The United Kingdom is following closely developments in Belarus, in particular as the country prepares for the presidential election in August, Nicola Murray, Deputy Head of Delegation, said when delivering a statement to the OSCE Permanent Council on July, 2.
According to her, the UK expressed concern over the arrest and detention of over 100 people, including independent journalists, social media actors, human rights defenders and peaceful protestors, in late May. However, to date, over 400 people have been detained or arrested, with many facing administrative penalties, such as fines, and some facing criminal charges. Those detained include a number of journalists and media workers who were attempting to report on public gatherings, Nicola Murray stressed.
“As the Representative on Freedom of the Media said in his statement of 20 June, ‘journalists play a crucial role in covering events of public interest, particularly those related to elections’. We echo his call to ensure that journalists are able to do their work, to cover and report on public gatherings without fear of being detained,” the statement by the UK Delegation reads.
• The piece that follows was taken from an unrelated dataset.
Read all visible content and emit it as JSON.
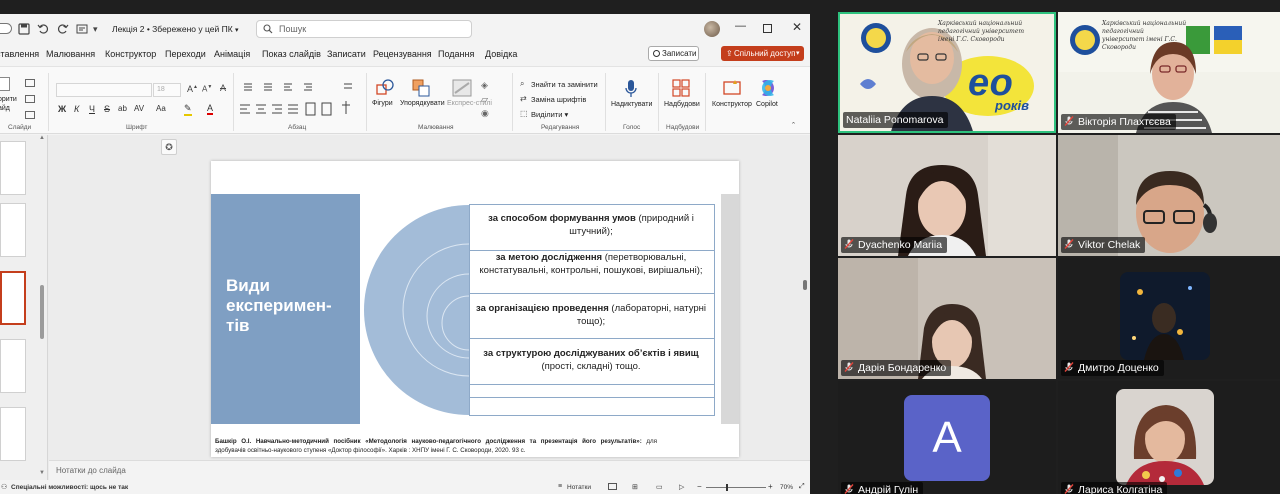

Thirty years ago, OSCE participating states solemnly declared that free elections are essential to the full expression of the inherent dignity and of the equal and inalienable rights of all human beings, the UK top official recalled:
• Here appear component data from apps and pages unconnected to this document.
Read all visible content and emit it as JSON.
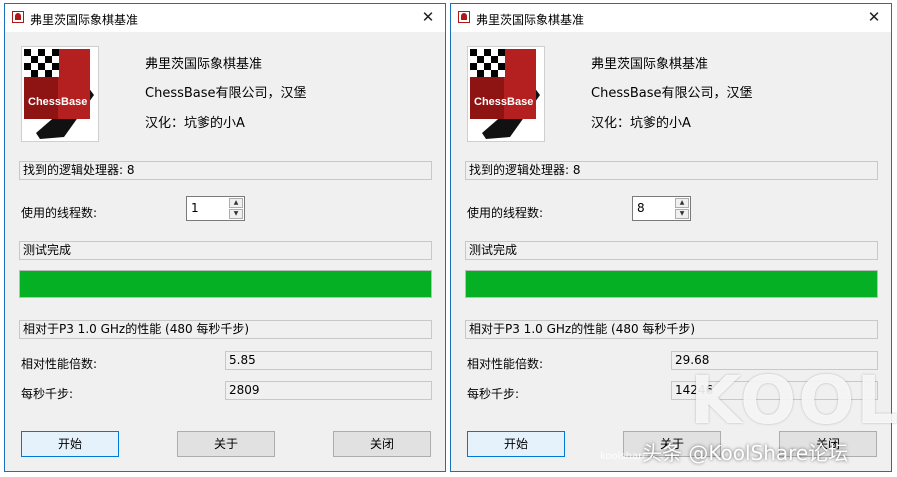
{
  "colors": {
    "progress_fill": "#06b025",
    "window_border": "#1c6fb9",
    "logo_red": "#b01818"
  },
  "icons": {
    "title_icon": "chessbase-app-icon",
    "close": "close-icon",
    "logo": "chessbase-logo-icon"
  },
  "left": {
    "title": "弗里茨国际象棋基准",
    "close": "✕",
    "logo_text": "ChessBase",
    "info": [
      "弗里茨国际象棋基准",
      "ChessBase有限公司，汉堡",
      "汉化：坑爹的小A"
    ],
    "processors": "找到的逻辑处理器: 8",
    "threads_label": "使用的线程数:",
    "threads_value": "1",
    "status": "测试完成",
    "progress": 1.0,
    "perf_header": "相对于P3 1.0 GHz的性能 (480 每秒千步)",
    "rel_label": "相对性能倍数:",
    "rel_value": "5.85",
    "kns_label": "每秒千步:",
    "kns_value": "2809",
    "buttons": {
      "start": "开始",
      "about": "关于",
      "close": "关闭"
    }
  },
  "right": {
    "title": "弗里茨国际象棋基准",
    "close": "✕",
    "logo_text": "ChessBase",
    "info": [
      "弗里茨国际象棋基准",
      "ChessBase有限公司，汉堡",
      "汉化：坑爹的小A"
    ],
    "processors": "找到的逻辑处理器: 8",
    "threads_label": "使用的线程数:",
    "threads_value": "8",
    "status": "测试完成",
    "progress": 1.0,
    "perf_header": "相对于P3 1.0 GHz的性能 (480 每秒千步)",
    "rel_label": "相对性能倍数:",
    "rel_value": "29.68",
    "kns_label": "每秒千步:",
    "kns_value": "14246",
    "buttons": {
      "start": "开始",
      "about": "关于",
      "close": "关闭"
    }
  },
  "watermark": {
    "brand": "KOOL",
    "caption": "头条 @KoolShare论坛",
    "small": "koolshare"
  }
}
“The UK is therefore concerned by the detention of Viktar Babaryka, one of the potential presidential candidates, and his son Eduard Babaryka, his campaign manager, on 19 June. We also note with concern the investigation by the Ministry of Internal Affairs into the alleged involvement of another presidential candidate, Valery Tsapkala, in ‘illegal activities’. We call on the Belarusian authorities to release Mr Babaryka and his son from pre-trial detention and to respect the rule of law, including the right to a fair trial. We also call on the Belarusian authorities to release members of the opposition and civil society who have been subject to arbitrary arrest and detention.”
Nicola Murray also urged the Belarusian officials to to ensure that international observers, including from ODIHR and other organisations, are able to observe the upcoming elections.
The 2020 presidential election is scheduled for August, 9. This year’s campaign is gaining momentum: lots of Belarusians spent hours in queques to sign for the nomination of a person or persons who revealed their presidential ambitions. Indeed, the people’s active involvement is indicative of their fatigue with the 26-year rule of Alyaksandr Lukashenka. However, many Belarusian citizens, including presidential hopefuls, journalists and politicians, are being subjected to the unprecedented pressure from the authorities.
belsat.eu, via gov.uk